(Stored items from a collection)
:::::

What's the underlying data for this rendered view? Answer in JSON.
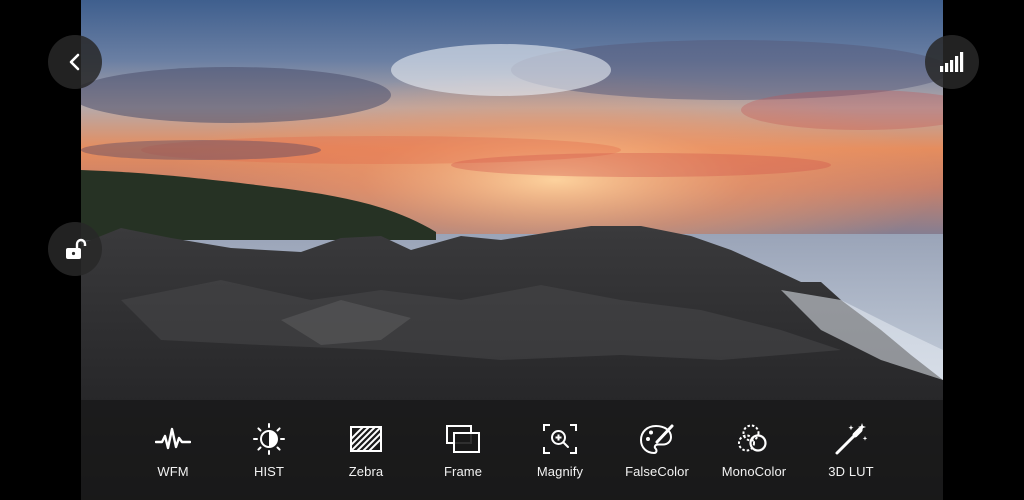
{
  "colors": {
    "toolbar_bg": "#181818",
    "icon_color": "#ffffff",
    "label_color": "#f2f2f2",
    "side_button_bg": "#282828"
  },
  "top_controls": {
    "back_icon": "chevron-left-icon",
    "lock_icon": "unlocked-padlock-icon",
    "signal_icon": "signal-bars-icon"
  },
  "toolbar": {
    "tools": [
      {
        "label": "WFM",
        "icon": "waveform-icon"
      },
      {
        "label": "HIST",
        "icon": "histogram-contrast-icon"
      },
      {
        "label": "Zebra",
        "icon": "zebra-stripes-icon"
      },
      {
        "label": "Frame",
        "icon": "frame-icon"
      },
      {
        "label": "Magnify",
        "icon": "magnify-icon"
      },
      {
        "label": "FalseColor",
        "icon": "palette-brush-icon"
      },
      {
        "label": "MonoColor",
        "icon": "monocolor-icon"
      },
      {
        "label": "3D LUT",
        "icon": "magic-wand-icon"
      }
    ]
  }
}
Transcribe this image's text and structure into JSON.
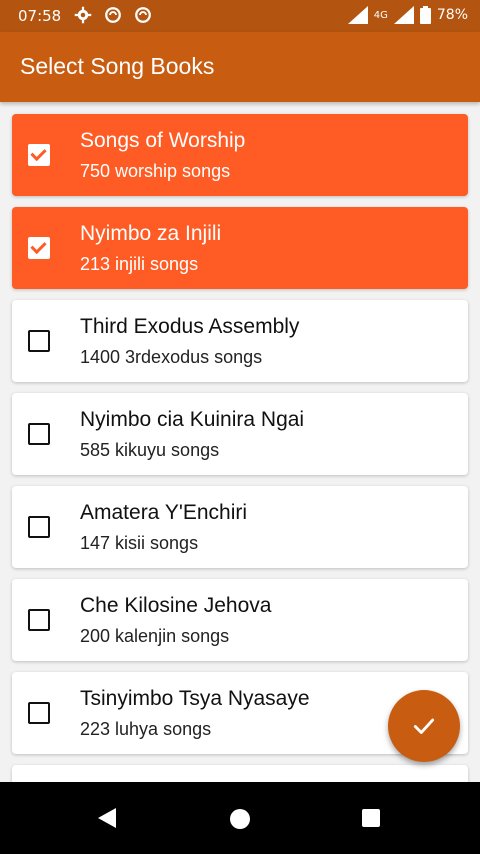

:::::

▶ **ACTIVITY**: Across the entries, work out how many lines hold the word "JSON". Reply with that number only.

▶ **WRITTEN SOLUTION**: 2